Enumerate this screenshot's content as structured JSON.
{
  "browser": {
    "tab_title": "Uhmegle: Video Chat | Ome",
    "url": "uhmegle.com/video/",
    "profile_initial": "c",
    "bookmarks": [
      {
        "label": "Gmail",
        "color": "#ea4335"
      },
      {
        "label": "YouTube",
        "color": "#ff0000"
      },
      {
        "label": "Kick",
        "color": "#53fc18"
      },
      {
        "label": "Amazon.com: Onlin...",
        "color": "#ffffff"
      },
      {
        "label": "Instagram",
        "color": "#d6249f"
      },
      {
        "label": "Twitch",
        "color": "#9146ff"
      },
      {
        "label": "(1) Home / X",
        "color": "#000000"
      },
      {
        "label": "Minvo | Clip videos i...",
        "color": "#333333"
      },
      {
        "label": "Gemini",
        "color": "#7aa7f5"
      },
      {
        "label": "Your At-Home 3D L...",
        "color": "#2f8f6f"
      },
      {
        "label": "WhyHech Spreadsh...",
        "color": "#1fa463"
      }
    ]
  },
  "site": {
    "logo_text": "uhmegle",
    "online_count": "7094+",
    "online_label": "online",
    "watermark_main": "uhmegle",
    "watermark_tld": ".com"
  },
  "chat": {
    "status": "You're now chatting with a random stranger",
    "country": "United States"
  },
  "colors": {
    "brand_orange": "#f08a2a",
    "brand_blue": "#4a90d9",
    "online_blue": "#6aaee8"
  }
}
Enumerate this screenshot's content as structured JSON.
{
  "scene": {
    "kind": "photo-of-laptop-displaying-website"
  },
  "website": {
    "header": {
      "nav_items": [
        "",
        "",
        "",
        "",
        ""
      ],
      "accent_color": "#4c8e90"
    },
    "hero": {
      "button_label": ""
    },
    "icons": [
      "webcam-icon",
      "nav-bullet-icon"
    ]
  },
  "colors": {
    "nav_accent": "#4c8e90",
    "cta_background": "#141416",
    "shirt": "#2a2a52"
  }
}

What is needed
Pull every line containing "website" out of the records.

Answer to the exercise
    "kind": "photo-of-laptop-displaying-website"
  "website": {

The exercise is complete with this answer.